• [Input data]
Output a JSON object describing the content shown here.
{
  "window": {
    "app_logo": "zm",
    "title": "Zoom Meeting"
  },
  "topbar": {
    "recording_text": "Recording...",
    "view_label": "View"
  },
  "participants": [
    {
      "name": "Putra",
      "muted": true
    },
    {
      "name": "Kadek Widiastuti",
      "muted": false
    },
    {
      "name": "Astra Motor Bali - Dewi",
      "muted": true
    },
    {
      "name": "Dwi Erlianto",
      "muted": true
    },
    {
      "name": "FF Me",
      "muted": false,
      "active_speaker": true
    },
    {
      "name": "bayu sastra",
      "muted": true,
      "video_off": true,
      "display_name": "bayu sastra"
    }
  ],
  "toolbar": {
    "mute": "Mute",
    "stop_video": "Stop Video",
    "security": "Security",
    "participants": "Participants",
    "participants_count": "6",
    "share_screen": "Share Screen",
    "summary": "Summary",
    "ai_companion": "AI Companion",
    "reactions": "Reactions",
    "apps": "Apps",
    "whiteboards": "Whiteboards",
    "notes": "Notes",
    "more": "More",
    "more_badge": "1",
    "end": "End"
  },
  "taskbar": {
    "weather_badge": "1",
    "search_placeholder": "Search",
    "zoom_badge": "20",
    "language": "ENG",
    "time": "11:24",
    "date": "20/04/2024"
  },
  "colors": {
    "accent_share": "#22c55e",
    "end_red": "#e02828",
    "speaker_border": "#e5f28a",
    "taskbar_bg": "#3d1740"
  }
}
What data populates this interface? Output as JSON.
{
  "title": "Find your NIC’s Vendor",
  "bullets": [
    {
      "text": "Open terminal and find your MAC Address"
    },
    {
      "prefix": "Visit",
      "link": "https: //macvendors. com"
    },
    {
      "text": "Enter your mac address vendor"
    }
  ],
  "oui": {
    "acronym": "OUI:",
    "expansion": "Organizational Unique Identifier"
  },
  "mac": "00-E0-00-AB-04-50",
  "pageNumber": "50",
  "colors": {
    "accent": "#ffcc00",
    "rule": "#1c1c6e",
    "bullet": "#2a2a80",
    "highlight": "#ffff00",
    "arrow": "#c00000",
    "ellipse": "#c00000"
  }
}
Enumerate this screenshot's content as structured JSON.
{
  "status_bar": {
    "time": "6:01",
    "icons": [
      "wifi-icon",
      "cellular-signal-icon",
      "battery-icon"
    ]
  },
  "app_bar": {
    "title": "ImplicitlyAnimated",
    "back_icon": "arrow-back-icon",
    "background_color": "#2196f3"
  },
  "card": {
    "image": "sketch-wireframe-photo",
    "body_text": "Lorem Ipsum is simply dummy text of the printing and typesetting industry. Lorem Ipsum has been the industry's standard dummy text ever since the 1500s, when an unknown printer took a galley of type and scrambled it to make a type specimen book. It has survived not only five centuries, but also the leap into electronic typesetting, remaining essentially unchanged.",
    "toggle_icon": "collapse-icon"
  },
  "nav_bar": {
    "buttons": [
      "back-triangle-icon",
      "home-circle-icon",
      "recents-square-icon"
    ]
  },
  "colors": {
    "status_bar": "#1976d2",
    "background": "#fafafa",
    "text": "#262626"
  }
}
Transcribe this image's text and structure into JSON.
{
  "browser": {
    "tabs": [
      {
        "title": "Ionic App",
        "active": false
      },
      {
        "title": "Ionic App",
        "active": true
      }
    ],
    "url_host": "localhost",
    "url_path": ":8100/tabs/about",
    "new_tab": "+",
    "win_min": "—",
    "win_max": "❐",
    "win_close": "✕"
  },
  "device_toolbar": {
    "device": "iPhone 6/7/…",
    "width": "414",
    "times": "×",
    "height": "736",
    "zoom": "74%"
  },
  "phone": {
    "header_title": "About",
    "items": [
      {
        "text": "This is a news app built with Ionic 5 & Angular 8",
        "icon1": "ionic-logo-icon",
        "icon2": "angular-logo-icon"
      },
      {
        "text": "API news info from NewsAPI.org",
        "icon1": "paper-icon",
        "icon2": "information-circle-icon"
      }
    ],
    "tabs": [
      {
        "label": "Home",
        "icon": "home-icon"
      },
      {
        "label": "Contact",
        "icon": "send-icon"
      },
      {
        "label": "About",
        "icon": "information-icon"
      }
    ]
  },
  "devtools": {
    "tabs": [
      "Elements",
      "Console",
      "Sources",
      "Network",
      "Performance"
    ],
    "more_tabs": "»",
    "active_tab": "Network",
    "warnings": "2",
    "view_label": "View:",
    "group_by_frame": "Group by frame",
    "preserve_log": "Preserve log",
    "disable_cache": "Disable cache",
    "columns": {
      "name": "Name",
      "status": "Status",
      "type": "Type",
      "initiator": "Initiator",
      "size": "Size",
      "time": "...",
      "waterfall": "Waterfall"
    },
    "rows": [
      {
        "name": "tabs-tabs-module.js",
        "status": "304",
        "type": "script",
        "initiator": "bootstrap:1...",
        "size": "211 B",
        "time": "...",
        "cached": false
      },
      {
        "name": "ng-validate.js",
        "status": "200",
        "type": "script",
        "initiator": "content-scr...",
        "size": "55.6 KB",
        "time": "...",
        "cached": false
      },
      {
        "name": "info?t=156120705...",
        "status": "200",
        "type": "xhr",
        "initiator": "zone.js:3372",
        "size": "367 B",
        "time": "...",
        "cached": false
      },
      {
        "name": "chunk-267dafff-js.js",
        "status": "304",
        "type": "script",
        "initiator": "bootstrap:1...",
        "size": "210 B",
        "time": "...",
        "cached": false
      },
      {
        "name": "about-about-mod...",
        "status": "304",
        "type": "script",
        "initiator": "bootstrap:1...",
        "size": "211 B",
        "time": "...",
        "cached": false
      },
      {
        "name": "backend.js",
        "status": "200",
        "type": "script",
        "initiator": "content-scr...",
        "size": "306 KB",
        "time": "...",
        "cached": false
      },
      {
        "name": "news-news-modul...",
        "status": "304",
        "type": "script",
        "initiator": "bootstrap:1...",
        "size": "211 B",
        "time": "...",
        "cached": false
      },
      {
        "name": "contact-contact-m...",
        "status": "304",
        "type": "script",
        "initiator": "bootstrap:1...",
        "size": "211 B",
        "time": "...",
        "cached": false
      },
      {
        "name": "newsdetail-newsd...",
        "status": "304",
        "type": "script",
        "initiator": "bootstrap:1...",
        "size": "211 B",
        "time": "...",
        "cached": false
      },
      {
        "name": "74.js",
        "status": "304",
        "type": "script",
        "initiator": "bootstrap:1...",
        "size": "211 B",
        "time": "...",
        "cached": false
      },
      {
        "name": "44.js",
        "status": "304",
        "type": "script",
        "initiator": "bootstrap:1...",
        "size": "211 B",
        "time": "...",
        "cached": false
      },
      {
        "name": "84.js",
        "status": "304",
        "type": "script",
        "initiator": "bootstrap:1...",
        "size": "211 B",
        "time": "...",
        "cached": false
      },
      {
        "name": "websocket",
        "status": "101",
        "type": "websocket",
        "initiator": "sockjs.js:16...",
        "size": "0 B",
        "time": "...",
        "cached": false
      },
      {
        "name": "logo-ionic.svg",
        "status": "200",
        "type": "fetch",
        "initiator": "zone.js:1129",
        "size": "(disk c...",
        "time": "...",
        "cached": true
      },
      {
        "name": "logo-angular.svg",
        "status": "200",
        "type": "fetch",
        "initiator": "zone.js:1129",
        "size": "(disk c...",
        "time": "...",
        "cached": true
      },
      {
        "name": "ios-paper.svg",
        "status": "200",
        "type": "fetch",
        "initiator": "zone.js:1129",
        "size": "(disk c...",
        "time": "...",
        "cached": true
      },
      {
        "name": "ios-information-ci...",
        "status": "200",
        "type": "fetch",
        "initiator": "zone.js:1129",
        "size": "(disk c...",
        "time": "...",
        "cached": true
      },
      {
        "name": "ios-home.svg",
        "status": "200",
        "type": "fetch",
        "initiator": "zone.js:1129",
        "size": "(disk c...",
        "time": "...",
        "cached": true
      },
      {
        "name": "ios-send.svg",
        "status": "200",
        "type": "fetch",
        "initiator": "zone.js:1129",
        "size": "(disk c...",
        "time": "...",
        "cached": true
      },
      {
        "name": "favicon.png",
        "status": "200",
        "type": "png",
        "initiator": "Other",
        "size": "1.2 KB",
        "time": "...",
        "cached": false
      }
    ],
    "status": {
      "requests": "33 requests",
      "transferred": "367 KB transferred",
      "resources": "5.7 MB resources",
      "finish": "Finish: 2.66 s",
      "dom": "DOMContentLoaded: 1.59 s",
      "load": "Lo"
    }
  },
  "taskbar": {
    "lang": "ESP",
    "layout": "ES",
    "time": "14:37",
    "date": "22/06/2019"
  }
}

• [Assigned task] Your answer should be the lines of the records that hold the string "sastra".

• [Answer area]
      "name": "bayu sastra",
      "display_name": "bayu sastra"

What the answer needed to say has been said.